Bus-aster! Seventh Ave’s two lines behaving like one

Bus-aster! Seventh Ave’s two lines behaving like one
Community Newspaper Group / Bess Adler

Park Slope commuters are furious that the two bus lines serving Seventh Avenue continue to bunch up — rendering useless the staggered schedule that is supposed to be enhancing local service.

The Brooklyn Paper clocked buses at Ninth Street for an hour and a half during one morning rush hour, finding that wait times in both directions were far longer than scheduled because the two buses working that route — the B67 and the B69 — kept arriving at the same time.

So rush-hour commuters traveling toward Downtown waited at the Ninth Street stop for up to 24 minutes between 8 and 9:30 am.

The reason? In half the instances, buses were bunched into groups of two or three. So instead of 10 separate buses, effectively, there were only seven.

Morning non-Downtown-bound commuters had their own difficulties. Eight of their 14 buses arrived in groups of two during the same rush hour last week, creating waits of up to 17 minutes.

The situation is driving Park Slope commuters nuts.

“Here they come, two buses in a row! It’s so stupid how they do this,” complained John Powers, as two buses arrived at the exact same time just before 5 pm on Friday afternoon.

Each bus line begins its run on Cortelyou Road in Kensington — but are staggered by five to nine minutes during the morning commute. The lines follow the same path to Seventh Avenue and are supposed to maintain the same five- to nine-minute spacing.

But the buses don’t read their own schedules. By 8:13, three Downtown buses arrived together.

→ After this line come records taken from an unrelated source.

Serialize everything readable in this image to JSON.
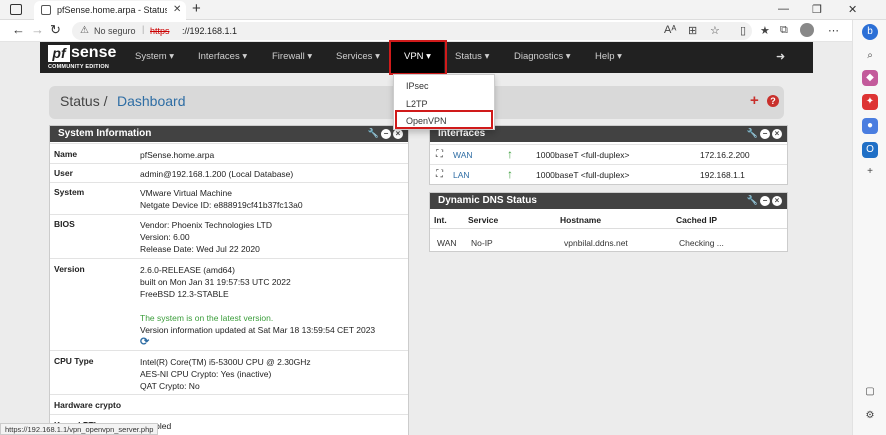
{
  "browser": {
    "tab_title": "pfSense.home.arpa - Status: Dash",
    "tab_close": "✕",
    "new_tab": "+",
    "window_controls": [
      "—",
      "❐",
      "✕"
    ],
    "nav": {
      "back": "←",
      "forward": "→",
      "reload": "↻"
    },
    "security_label": "No seguro",
    "url_scheme": "https",
    "url_host": "://192.168.1.1",
    "status_url": "https://192.168.1.1/vpn_openvpn_server.php"
  },
  "navbar": {
    "logo_pf": "pf",
    "logo_sense": "sense",
    "logo_edition": "COMMUNITY EDITION",
    "menus": [
      "System ▾",
      "Interfaces ▾",
      "Firewall ▾",
      "Services ▾",
      "VPN ▾",
      "Status ▾",
      "Diagnostics ▾",
      "Help ▾"
    ],
    "logout_icon": "➜"
  },
  "vpn_menu": {
    "items": [
      "IPsec",
      "L2TP",
      "OpenVPN"
    ]
  },
  "breadcrumb": {
    "section": "Status /",
    "page": "Dashboard"
  },
  "system_info": {
    "title": "System Information",
    "rows": [
      {
        "label": "Name",
        "lines": [
          "pfSense.home.arpa"
        ]
      },
      {
        "label": "User",
        "lines": [
          "admin@192.168.1.200 (Local Database)"
        ]
      },
      {
        "label": "System",
        "lines": [
          "VMware Virtual Machine",
          "Netgate Device ID: e888919cf41b37fc13a0"
        ]
      },
      {
        "label": "BIOS",
        "lines": [
          "Vendor: Phoenix Technologies LTD",
          "Version: 6.00",
          "Release Date: Wed Jul 22 2020"
        ]
      },
      {
        "label": "Version",
        "lines": [
          "2.6.0-RELEASE (amd64)",
          "built on Mon Jan 31 19:57:53 UTC 2022",
          "FreeBSD 12.3-STABLE",
          "",
          "The system is on the latest version.",
          "Version information updated at Sat Mar 18 13:59:54 CET 2023"
        ]
      },
      {
        "label": "CPU Type",
        "lines": [
          "Intel(R) Core(TM) i5-5300U CPU @ 2.30GHz",
          "AES-NI CPU Crypto: Yes (inactive)",
          "QAT Crypto: No"
        ]
      },
      {
        "label": "Hardware crypto",
        "lines": []
      },
      {
        "label": "Kernel PTI",
        "lines": [
          "Enabled"
        ]
      }
    ]
  },
  "interfaces": {
    "title": "Interfaces",
    "rows": [
      {
        "name": "WAN",
        "speed": "1000baseT <full-duplex>",
        "ip": "172.16.2.200"
      },
      {
        "name": "LAN",
        "speed": "1000baseT <full-duplex>",
        "ip": "192.168.1.1"
      }
    ]
  },
  "ddns": {
    "title": "Dynamic DNS Status",
    "headers": [
      "Int.",
      "Service",
      "Hostname",
      "Cached IP"
    ],
    "row": [
      "WAN",
      "No-IP",
      "vpnbilal.ddns.net",
      "Checking ..."
    ]
  },
  "colors": {
    "navbar": "#212121",
    "accent_red": "#c9302c",
    "link_blue": "#2e6da4",
    "ok_green": "#3a9d3a"
  }
}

Commuters then waited for 24 minutes for the next Downtown, which showed up at 8:38 — and had its sister on its heels.

The delays effectively neutralize what could be doubled-up service along Seventh Avenue between 20th Street and Flatbush Avenue — a problem that remains unchanged since last June, when the MTA cut in half the frequency of the B67 and moved the B69 to Seventh Avenue from Eighth Avenue as part of a cost-cutting measure.

Officials were informed of the problem in July, and they promised to fix the persistent “scheduling snags.”

These changes were part of massive, borough-wide overall of the bus system, which either cut or restructured 26 bus lines, saving the MTA $100 million.

But it wasn’t enough: three months ago, the MTA raised the price of a single bus ride 25 cents, bringing the cost to $2.50.

The fare hike combined with bad service has Seventh Avenue commuters indignant.

“It’ll take like 45 minutes, and then two or three buses will come together,” complained Candy Pereira, of East New York, who was traveling downtown at 5 pm on Friday afternoon. “And they just raised the prices!”

MTA spokeswoman Deirdre Parker blamed the conditions last week on the lingering snow, but said that the MTA would “take a look at the situation to see if anything else can be done.”